Web page and app entries:
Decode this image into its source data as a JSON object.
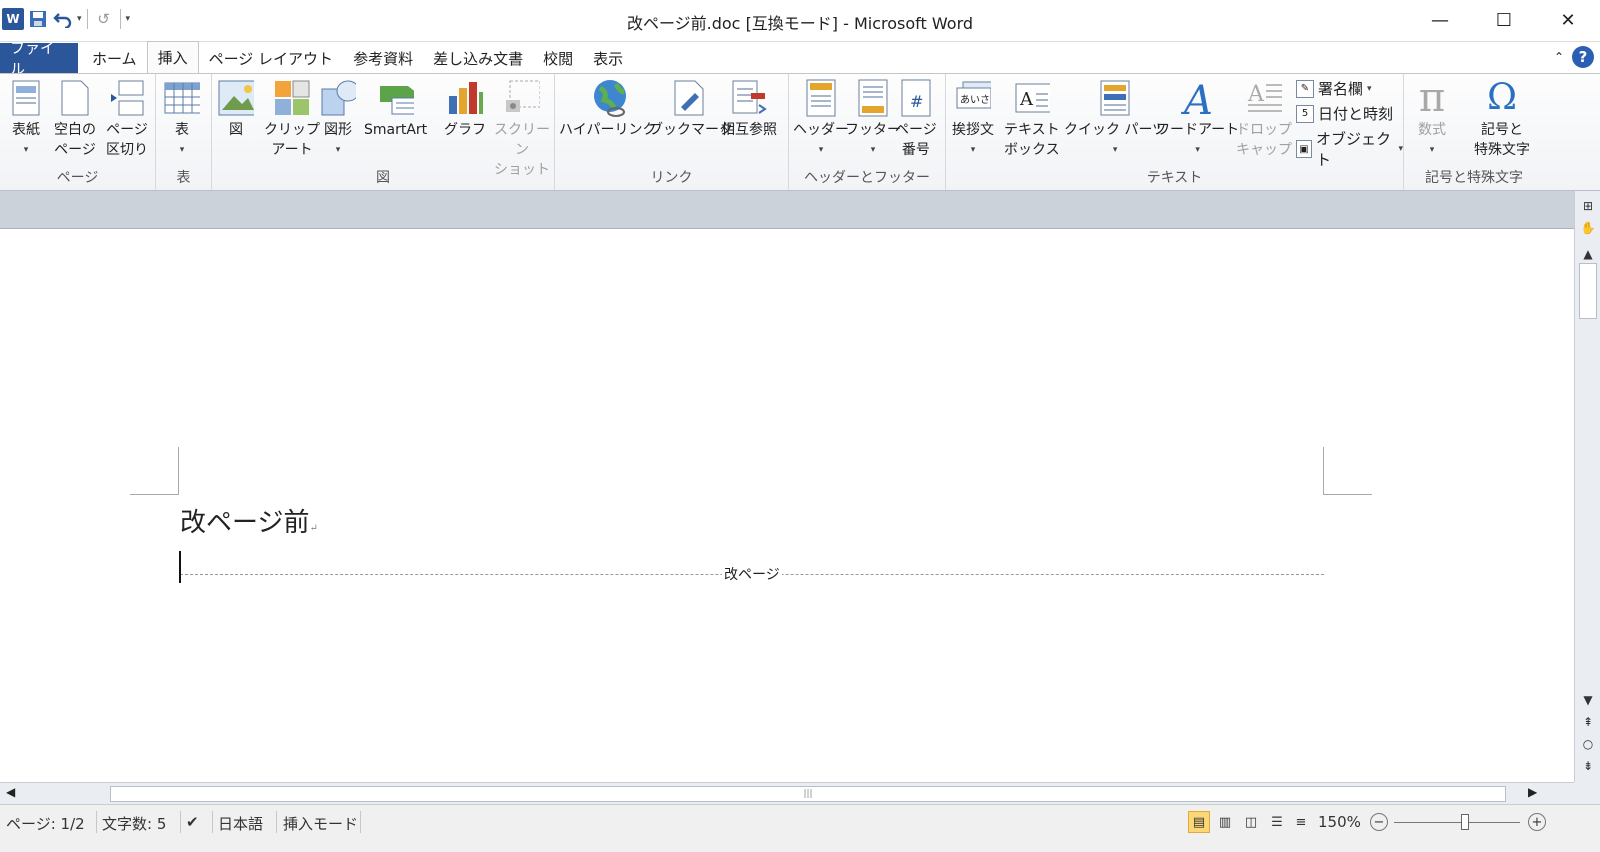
{
  "window": {
    "title": "改ページ前.doc [互換モード] - Microsoft Word",
    "logo": "W"
  },
  "qat": {
    "save": "save-icon",
    "undo": "undo-icon",
    "redo": "redo-icon",
    "customize": "customize-icon"
  },
  "tabs": [
    {
      "label": "ファイル"
    },
    {
      "label": "ホーム"
    },
    {
      "label": "挿入"
    },
    {
      "label": "ページ レイアウト"
    },
    {
      "label": "参考資料"
    },
    {
      "label": "差し込み文書"
    },
    {
      "label": "校閲"
    },
    {
      "label": "表示"
    }
  ],
  "ribbon": {
    "groups": {
      "page": "ページ",
      "table": "表",
      "illustrations": "図",
      "links": "リンク",
      "header_footer": "ヘッダーとフッター",
      "text": "テキスト",
      "symbols": "記号と特殊文字"
    },
    "buttons": {
      "cover": [
        "表紙",
        ""
      ],
      "blank": [
        "空白の",
        "ページ"
      ],
      "pagebreak": [
        "ページ",
        "区切り"
      ],
      "table": [
        "表",
        ""
      ],
      "picture": [
        "図",
        ""
      ],
      "clipart": [
        "クリップ",
        "アート"
      ],
      "shapes": [
        "図形",
        ""
      ],
      "smartart": [
        "SmartArt",
        ""
      ],
      "chart": [
        "グラフ",
        ""
      ],
      "screenshot": [
        "スクリーン",
        "ショット"
      ],
      "hyperlink": [
        "ハイパーリンク",
        ""
      ],
      "bookmark": [
        "ブックマーク",
        ""
      ],
      "crossref": [
        "相互参照",
        ""
      ],
      "header": [
        "ヘッダー",
        ""
      ],
      "footer": [
        "フッター",
        ""
      ],
      "pagenum": [
        "ページ",
        "番号"
      ],
      "greeting": [
        "挨拶文",
        ""
      ],
      "textbox": [
        "テキスト",
        "ボックス"
      ],
      "quickparts": [
        "クイック パーツ",
        ""
      ],
      "wordart": [
        "ワードアート",
        ""
      ],
      "dropcap": [
        "ドロップ",
        "キャップ"
      ],
      "signature": "署名欄",
      "datetime": "日付と時刻",
      "object": "オブジェクト",
      "equation": [
        "数式",
        ""
      ],
      "symbol": [
        "記号と",
        "特殊文字"
      ]
    }
  },
  "document": {
    "heading": "改ページ前",
    "break_label": "改ページ"
  },
  "status": {
    "page": "ページ: 1/2",
    "chars": "文字数: 5",
    "lang": "日本語",
    "mode": "挿入モード",
    "zoom": "150%"
  }
}
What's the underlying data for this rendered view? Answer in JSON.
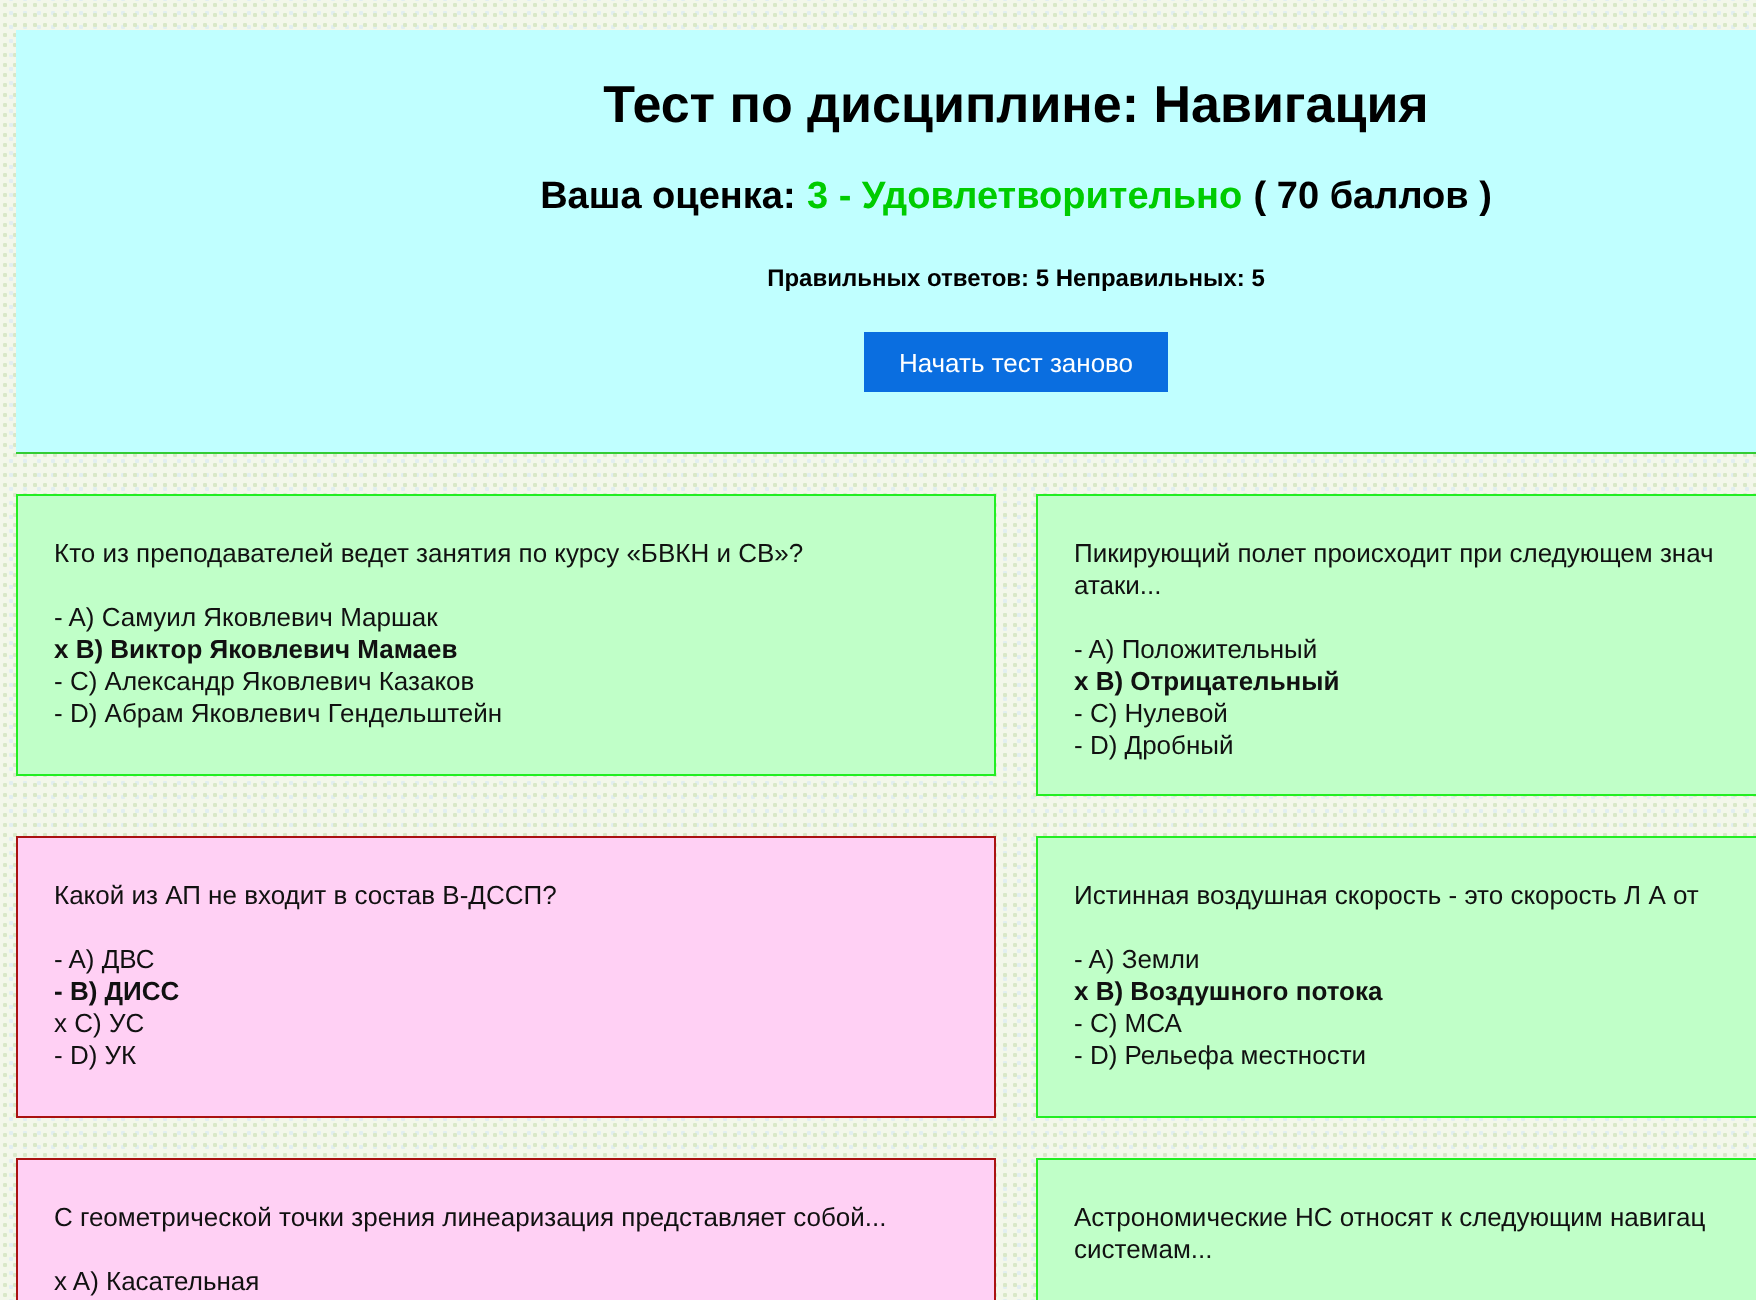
{
  "header": {
    "title": "Тест по дисциплине: Навигация",
    "score_label": "Ваша оценка:",
    "grade": "3 - Удовлетворительно",
    "points": "( 70 баллов )",
    "summary": "Правильных ответов: 5 Неправильных: 5",
    "restart_button": "Начать тест заново"
  },
  "questions": [
    {
      "answered_correctly": true,
      "question": [
        "Кто из преподавателей ведет занятия по курсу «БВКН и СВ»?"
      ],
      "answers": [
        {
          "text": "- A) Самуил Яковлевич Маршак",
          "correct": false
        },
        {
          "text": "x B) Виктор Яковлевич Мамаев",
          "correct": true
        },
        {
          "text": "- C) Александр Яковлевич Казаков",
          "correct": false
        },
        {
          "text": "- D) Абрам Яковлевич Гендельштейн",
          "correct": false
        }
      ]
    },
    {
      "answered_correctly": true,
      "question": [
        "Пикирующий полет происходит при следующем знач",
        "атаки..."
      ],
      "answers": [
        {
          "text": "- A) Положительный",
          "correct": false
        },
        {
          "text": "x B) Отрицательный",
          "correct": true
        },
        {
          "text": "- C) Нулевой",
          "correct": false
        },
        {
          "text": "- D) Дробный",
          "correct": false
        }
      ]
    },
    {
      "answered_correctly": false,
      "question": [
        "Какой из АП не входит в состав В-ДССП?"
      ],
      "answers": [
        {
          "text": "- A) ДВС",
          "correct": false
        },
        {
          "text": "- B) ДИСС",
          "correct": true
        },
        {
          "text": "x C) УС",
          "correct": false
        },
        {
          "text": "- D) УК",
          "correct": false
        }
      ]
    },
    {
      "answered_correctly": true,
      "question": [
        "Истинная воздушная скорость - это скорость Л А от"
      ],
      "answers": [
        {
          "text": "- A) Земли",
          "correct": false
        },
        {
          "text": "x B) Воздушного потока",
          "correct": true
        },
        {
          "text": "- C) МСА",
          "correct": false
        },
        {
          "text": "- D) Рельефа местности",
          "correct": false
        }
      ]
    },
    {
      "answered_correctly": false,
      "question": [
        "С геометрической точки зрения линеаризация представляет собой..."
      ],
      "answers": [
        {
          "text": "x A) Касательная",
          "correct": false
        }
      ]
    },
    {
      "answered_correctly": true,
      "question": [
        "Астрономические НС относят к следующим навигац",
        "системам..."
      ]
    }
  ]
}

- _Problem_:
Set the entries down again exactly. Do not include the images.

- _Output_:
Decode this image into its source data as a JSON object.
{
  "window": {
    "title": "改ページ前.doc [互換モード] - Microsoft Word",
    "logo": "W"
  },
  "qat": {
    "save": "save-icon",
    "undo": "undo-icon",
    "redo": "redo-icon",
    "customize": "customize-icon"
  },
  "tabs": [
    {
      "label": "ファイル"
    },
    {
      "label": "ホーム"
    },
    {
      "label": "挿入"
    },
    {
      "label": "ページ レイアウト"
    },
    {
      "label": "参考資料"
    },
    {
      "label": "差し込み文書"
    },
    {
      "label": "校閲"
    },
    {
      "label": "表示"
    }
  ],
  "ribbon": {
    "groups": {
      "page": "ページ",
      "table": "表",
      "illustrations": "図",
      "links": "リンク",
      "header_footer": "ヘッダーとフッター",
      "text": "テキスト",
      "symbols": "記号と特殊文字"
    },
    "buttons": {
      "cover": [
        "表紙",
        ""
      ],
      "blank": [
        "空白の",
        "ページ"
      ],
      "pagebreak": [
        "ページ",
        "区切り"
      ],
      "table": [
        "表",
        ""
      ],
      "picture": [
        "図",
        ""
      ],
      "clipart": [
        "クリップ",
        "アート"
      ],
      "shapes": [
        "図形",
        ""
      ],
      "smartart": [
        "SmartArt",
        ""
      ],
      "chart": [
        "グラフ",
        ""
      ],
      "screenshot": [
        "スクリーン",
        "ショット"
      ],
      "hyperlink": [
        "ハイパーリンク",
        ""
      ],
      "bookmark": [
        "ブックマーク",
        ""
      ],
      "crossref": [
        "相互参照",
        ""
      ],
      "header": [
        "ヘッダー",
        ""
      ],
      "footer": [
        "フッター",
        ""
      ],
      "pagenum": [
        "ページ",
        "番号"
      ],
      "greeting": [
        "挨拶文",
        ""
      ],
      "textbox": [
        "テキスト",
        "ボックス"
      ],
      "quickparts": [
        "クイック パーツ",
        ""
      ],
      "wordart": [
        "ワードアート",
        ""
      ],
      "dropcap": [
        "ドロップ",
        "キャップ"
      ],
      "signature": "署名欄",
      "datetime": "日付と時刻",
      "object": "オブジェクト",
      "equation": [
        "数式",
        ""
      ],
      "symbol": [
        "記号と",
        "特殊文字"
      ]
    }
  },
  "document": {
    "heading": "改ページ前",
    "break_label": "改ページ"
  },
  "status": {
    "page": "ページ: 1/2",
    "chars": "文字数: 5",
    "lang": "日本語",
    "mode": "挿入モード",
    "zoom": "150%"
  }
}
What's the underlying data for this rendered view? Answer in JSON.
{
  "header": {
    "title": "Тест по дисциплине: Навигация",
    "score_label": "Ваша оценка:",
    "grade": "3 - Удовлетворительно",
    "points": "( 70 баллов )",
    "summary": "Правильных ответов: 5 Неправильных: 5",
    "restart_button": "Начать тест заново"
  },
  "questions": [
    {
      "answered_correctly": true,
      "question": [
        "Кто из преподавателей ведет занятия по курсу «БВКН и СВ»?"
      ],
      "answers": [
        {
          "text": "- A) Самуил Яковлевич Маршак",
          "correct": false
        },
        {
          "text": "x B) Виктор Яковлевич Мамаев",
          "correct": true
        },
        {
          "text": "- C) Александр Яковлевич Казаков",
          "correct": false
        },
        {
          "text": "- D) Абрам Яковлевич Гендельштейн",
          "correct": false
        }
      ]
    },
    {
      "answered_correctly": true,
      "question": [
        "Пикирующий полет происходит при следующем знач",
        "атаки..."
      ],
      "answers": [
        {
          "text": "- A) Положительный",
          "correct": false
        },
        {
          "text": "x B) Отрицательный",
          "correct": true
        },
        {
          "text": "- C) Нулевой",
          "correct": false
        },
        {
          "text": "- D) Дробный",
          "correct": false
        }
      ]
    },
    {
      "answered_correctly": false,
      "question": [
        "Какой из АП не входит в состав В-ДССП?"
      ],
      "answers": [
        {
          "text": "- A) ДВС",
          "correct": false
        },
        {
          "text": "- B) ДИСС",
          "correct": true
        },
        {
          "text": "x C) УС",
          "correct": false
        },
        {
          "text": "- D) УК",
          "correct": false
        }
      ]
    },
    {
      "answered_correctly": true,
      "question": [
        "Истинная воздушная скорость - это скорость Л А от"
      ],
      "answers": [
        {
          "text": "- A) Земли",
          "correct": false
        },
        {
          "text": "x B) Воздушного потока",
          "correct": true
        },
        {
          "text": "- C) МСА",
          "correct": false
        },
        {
          "text": "- D) Рельефа местности",
          "correct": false
        }
      ]
    },
    {
      "answered_correctly": false,
      "question": [
        "С геометрической точки зрения линеаризация представляет собой..."
      ],
      "answers": [
        {
          "text": "x A) Касательная",
          "correct": false
        }
      ]
    },
    {
      "answered_correctly": true,
      "question": [
        "Астрономические НС относят к следующим навигац",
        "системам..."
      ]
    }
  ]
}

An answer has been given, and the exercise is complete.